Going line by line through the listing, how many lines hold "ActiveSheet"? State nothing but the number.

::::

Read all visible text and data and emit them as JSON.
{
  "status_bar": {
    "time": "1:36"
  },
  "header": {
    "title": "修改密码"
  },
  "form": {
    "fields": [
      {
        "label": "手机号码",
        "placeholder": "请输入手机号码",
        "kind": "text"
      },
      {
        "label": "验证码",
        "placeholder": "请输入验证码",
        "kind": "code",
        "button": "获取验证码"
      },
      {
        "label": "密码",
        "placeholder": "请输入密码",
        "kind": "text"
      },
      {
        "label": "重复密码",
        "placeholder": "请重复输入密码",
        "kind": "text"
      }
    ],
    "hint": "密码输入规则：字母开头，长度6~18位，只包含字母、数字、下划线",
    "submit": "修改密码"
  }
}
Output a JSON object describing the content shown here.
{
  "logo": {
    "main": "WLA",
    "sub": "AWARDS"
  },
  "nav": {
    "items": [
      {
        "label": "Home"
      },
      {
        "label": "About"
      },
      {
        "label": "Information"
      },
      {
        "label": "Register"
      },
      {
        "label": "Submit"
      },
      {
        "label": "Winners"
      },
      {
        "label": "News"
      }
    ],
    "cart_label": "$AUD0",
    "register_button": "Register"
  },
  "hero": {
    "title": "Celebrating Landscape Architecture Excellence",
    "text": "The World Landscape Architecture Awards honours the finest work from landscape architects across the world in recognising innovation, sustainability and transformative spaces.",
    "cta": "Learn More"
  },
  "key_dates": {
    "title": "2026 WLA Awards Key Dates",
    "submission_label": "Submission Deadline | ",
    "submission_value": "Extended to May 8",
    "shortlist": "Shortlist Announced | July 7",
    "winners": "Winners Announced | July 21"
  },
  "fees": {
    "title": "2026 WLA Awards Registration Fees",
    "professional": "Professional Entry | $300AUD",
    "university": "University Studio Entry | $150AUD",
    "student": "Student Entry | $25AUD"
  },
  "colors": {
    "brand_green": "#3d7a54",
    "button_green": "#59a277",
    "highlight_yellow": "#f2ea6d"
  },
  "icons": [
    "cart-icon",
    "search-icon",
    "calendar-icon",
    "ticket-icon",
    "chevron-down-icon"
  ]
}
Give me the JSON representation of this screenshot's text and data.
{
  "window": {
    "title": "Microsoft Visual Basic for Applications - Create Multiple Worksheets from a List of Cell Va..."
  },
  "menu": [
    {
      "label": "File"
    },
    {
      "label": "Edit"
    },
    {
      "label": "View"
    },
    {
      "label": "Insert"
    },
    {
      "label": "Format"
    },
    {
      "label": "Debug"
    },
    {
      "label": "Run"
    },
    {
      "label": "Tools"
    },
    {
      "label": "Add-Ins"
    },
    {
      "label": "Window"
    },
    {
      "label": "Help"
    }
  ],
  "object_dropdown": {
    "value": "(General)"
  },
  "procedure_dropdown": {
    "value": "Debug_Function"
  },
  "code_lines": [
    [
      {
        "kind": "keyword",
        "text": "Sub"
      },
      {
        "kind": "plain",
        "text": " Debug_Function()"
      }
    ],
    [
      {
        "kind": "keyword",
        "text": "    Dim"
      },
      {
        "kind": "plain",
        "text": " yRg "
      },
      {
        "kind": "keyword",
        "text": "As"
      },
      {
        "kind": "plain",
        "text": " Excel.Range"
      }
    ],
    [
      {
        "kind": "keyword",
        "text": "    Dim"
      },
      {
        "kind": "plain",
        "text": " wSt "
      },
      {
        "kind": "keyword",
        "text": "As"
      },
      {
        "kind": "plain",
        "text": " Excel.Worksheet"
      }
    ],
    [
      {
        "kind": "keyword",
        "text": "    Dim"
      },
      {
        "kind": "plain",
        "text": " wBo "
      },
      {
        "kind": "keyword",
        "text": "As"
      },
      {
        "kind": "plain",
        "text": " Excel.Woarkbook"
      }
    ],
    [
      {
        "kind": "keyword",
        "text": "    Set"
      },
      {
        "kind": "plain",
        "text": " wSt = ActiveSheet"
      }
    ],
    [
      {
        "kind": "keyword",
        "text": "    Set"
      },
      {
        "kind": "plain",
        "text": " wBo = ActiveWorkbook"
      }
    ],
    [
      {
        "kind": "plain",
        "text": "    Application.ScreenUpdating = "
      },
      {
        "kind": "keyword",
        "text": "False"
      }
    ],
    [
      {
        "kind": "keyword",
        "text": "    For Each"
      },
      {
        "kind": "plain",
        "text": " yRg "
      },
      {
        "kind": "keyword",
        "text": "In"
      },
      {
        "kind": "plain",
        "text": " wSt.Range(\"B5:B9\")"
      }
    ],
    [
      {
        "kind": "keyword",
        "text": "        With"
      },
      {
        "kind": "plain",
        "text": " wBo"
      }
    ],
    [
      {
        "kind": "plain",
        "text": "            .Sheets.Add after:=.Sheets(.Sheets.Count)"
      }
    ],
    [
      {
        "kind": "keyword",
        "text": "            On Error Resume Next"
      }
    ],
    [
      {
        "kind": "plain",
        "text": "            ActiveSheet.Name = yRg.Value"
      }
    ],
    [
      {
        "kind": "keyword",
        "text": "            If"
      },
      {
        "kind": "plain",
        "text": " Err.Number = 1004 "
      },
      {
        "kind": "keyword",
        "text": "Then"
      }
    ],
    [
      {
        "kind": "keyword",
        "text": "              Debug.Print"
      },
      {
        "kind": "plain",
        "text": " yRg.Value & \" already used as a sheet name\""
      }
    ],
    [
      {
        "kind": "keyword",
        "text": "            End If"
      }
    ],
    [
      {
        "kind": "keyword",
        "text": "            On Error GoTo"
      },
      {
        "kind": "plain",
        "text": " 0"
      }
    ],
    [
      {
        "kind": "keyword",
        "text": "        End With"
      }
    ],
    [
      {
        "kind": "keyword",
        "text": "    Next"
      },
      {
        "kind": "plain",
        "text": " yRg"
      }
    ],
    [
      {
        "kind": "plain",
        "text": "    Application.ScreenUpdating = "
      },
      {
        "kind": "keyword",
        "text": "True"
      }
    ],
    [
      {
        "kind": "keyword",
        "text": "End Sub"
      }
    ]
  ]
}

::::

> [Written solution]:
2